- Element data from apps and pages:
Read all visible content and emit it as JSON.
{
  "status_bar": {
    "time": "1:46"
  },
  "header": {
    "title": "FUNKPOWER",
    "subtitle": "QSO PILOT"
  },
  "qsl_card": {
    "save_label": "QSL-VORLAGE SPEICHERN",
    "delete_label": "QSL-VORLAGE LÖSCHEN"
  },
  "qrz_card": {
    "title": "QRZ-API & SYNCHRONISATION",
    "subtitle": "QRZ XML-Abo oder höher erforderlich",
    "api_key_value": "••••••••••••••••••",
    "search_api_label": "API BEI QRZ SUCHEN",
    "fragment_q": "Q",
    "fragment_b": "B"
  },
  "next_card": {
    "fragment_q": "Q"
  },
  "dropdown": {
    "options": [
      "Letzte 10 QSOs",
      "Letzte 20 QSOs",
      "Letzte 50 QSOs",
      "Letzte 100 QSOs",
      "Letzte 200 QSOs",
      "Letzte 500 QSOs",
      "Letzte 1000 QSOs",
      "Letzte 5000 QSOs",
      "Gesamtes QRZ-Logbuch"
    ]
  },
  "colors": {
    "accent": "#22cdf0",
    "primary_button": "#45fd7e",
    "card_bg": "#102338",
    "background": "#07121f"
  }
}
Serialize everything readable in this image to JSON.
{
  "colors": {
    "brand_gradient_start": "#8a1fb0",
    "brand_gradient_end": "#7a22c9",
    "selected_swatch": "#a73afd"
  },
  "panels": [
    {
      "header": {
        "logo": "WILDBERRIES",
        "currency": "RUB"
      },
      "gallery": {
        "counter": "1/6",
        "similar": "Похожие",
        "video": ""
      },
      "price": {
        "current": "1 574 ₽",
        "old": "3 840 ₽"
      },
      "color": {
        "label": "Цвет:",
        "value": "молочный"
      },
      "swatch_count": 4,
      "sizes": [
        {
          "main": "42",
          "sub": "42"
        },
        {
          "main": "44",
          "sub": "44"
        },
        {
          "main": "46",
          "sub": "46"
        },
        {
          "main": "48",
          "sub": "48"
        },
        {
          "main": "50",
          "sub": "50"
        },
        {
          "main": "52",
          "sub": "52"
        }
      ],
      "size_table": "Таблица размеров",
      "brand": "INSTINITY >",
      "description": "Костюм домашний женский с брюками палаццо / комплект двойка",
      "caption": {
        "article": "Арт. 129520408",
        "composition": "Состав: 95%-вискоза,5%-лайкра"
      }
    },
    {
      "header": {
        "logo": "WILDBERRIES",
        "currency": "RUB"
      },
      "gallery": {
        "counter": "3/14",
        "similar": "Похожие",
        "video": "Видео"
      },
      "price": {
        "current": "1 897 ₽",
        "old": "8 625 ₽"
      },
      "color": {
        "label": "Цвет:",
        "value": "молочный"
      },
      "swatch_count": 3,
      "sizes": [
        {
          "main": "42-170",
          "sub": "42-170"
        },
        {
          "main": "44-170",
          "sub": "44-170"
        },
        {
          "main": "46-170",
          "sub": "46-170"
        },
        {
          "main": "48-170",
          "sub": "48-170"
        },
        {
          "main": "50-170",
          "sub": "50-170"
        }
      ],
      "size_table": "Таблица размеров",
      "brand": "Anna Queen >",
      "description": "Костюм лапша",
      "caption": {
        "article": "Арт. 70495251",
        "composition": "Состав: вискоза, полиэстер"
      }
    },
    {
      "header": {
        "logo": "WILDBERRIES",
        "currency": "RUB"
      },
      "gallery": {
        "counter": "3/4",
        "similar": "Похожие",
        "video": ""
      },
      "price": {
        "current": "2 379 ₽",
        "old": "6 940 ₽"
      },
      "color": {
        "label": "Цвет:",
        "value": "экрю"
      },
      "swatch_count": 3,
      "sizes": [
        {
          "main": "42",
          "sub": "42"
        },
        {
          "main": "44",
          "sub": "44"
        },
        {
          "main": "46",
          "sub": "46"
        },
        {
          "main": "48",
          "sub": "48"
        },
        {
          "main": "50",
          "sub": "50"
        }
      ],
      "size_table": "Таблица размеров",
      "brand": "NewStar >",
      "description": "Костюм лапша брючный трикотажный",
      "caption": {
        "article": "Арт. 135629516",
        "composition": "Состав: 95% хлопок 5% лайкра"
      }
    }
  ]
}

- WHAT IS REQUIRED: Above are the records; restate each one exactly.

- RESULT:
Read all visible content and emit it as JSON.
{
  "status_bar": {
    "time": "1:46"
  },
  "header": {
    "title": "FUNKPOWER",
    "subtitle": "QSO PILOT"
  },
  "qsl_card": {
    "save_label": "QSL-VORLAGE SPEICHERN",
    "delete_label": "QSL-VORLAGE LÖSCHEN"
  },
  "qrz_card": {
    "title": "QRZ-API & SYNCHRONISATION",
    "subtitle": "QRZ XML-Abo oder höher erforderlich",
    "api_key_value": "••••••••••••••••••",
    "search_api_label": "API BEI QRZ SUCHEN",
    "fragment_q": "Q",
    "fragment_b": "B"
  },
  "next_card": {
    "fragment_q": "Q"
  },
  "dropdown": {
    "options": [
      "Letzte 10 QSOs",
      "Letzte 20 QSOs",
      "Letzte 50 QSOs",
      "Letzte 100 QSOs",
      "Letzte 200 QSOs",
      "Letzte 500 QSOs",
      "Letzte 1000 QSOs",
      "Letzte 5000 QSOs",
      "Gesamtes QRZ-Logbuch"
    ]
  },
  "colors": {
    "accent": "#22cdf0",
    "primary_button": "#45fd7e",
    "card_bg": "#102338",
    "background": "#07121f"
  }
}
Serialize everything readable in this image to JSON.
{
  "colors": {
    "brand_gradient_start": "#8a1fb0",
    "brand_gradient_end": "#7a22c9",
    "selected_swatch": "#a73afd"
  },
  "panels": [
    {
      "header": {
        "logo": "WILDBERRIES",
        "currency": "RUB"
      },
      "gallery": {
        "counter": "1/6",
        "similar": "Похожие",
        "video": ""
      },
      "price": {
        "current": "1 574 ₽",
        "old": "3 840 ₽"
      },
      "color": {
        "label": "Цвет:",
        "value": "молочный"
      },
      "swatch_count": 4,
      "sizes": [
        {
          "main": "42",
          "sub": "42"
        },
        {
          "main": "44",
          "sub": "44"
        },
        {
          "main": "46",
          "sub": "46"
        },
        {
          "main": "48",
          "sub": "48"
        },
        {
          "main": "50",
          "sub": "50"
        },
        {
          "main": "52",
          "sub": "52"
        }
      ],
      "size_table": "Таблица размеров",
      "brand": "INSTINITY >",
      "description": "Костюм домашний женский с брюками палаццо / комплект двойка",
      "caption": {
        "article": "Арт. 129520408",
        "composition": "Состав: 95%-вискоза,5%-лайкра"
      }
    },
    {
      "header": {
        "logo": "WILDBERRIES",
        "currency": "RUB"
      },
      "gallery": {
        "counter": "3/14",
        "similar": "Похожие",
        "video": "Видео"
      },
      "price": {
        "current": "1 897 ₽",
        "old": "8 625 ₽"
      },
      "color": {
        "label": "Цвет:",
        "value": "молочный"
      },
      "swatch_count": 3,
      "sizes": [
        {
          "main": "42-170",
          "sub": "42-170"
        },
        {
          "main": "44-170",
          "sub": "44-170"
        },
        {
          "main": "46-170",
          "sub": "46-170"
        },
        {
          "main": "48-170",
          "sub": "48-170"
        },
        {
          "main": "50-170",
          "sub": "50-170"
        }
      ],
      "size_table": "Таблица размеров",
      "brand": "Anna Queen >",
      "description": "Костюм лапша",
      "caption": {
        "article": "Арт. 70495251",
        "composition": "Состав: вискоза, полиэстер"
      }
    },
    {
      "header": {
        "logo": "WILDBERRIES",
        "currency": "RUB"
      },
      "gallery": {
        "counter": "3/4",
        "similar": "Похожие",
        "video": ""
      },
      "price": {
        "current": "2 379 ₽",
        "old": "6 940 ₽"
      },
      "color": {
        "label": "Цвет:",
        "value": "экрю"
      },
      "swatch_count": 3,
      "sizes": [
        {
          "main": "42",
          "sub": "42"
        },
        {
          "main": "44",
          "sub": "44"
        },
        {
          "main": "46",
          "sub": "46"
        },
        {
          "main": "48",
          "sub": "48"
        },
        {
          "main": "50",
          "sub": "50"
        }
      ],
      "size_table": "Таблица размеров",
      "brand": "NewStar >",
      "description": "Костюм лапша брючный трикотажный",
      "caption": {
        "article": "Арт. 135629516",
        "composition": "Состав: 95% хлопок 5% лайкра"
      }
    }
  ]
}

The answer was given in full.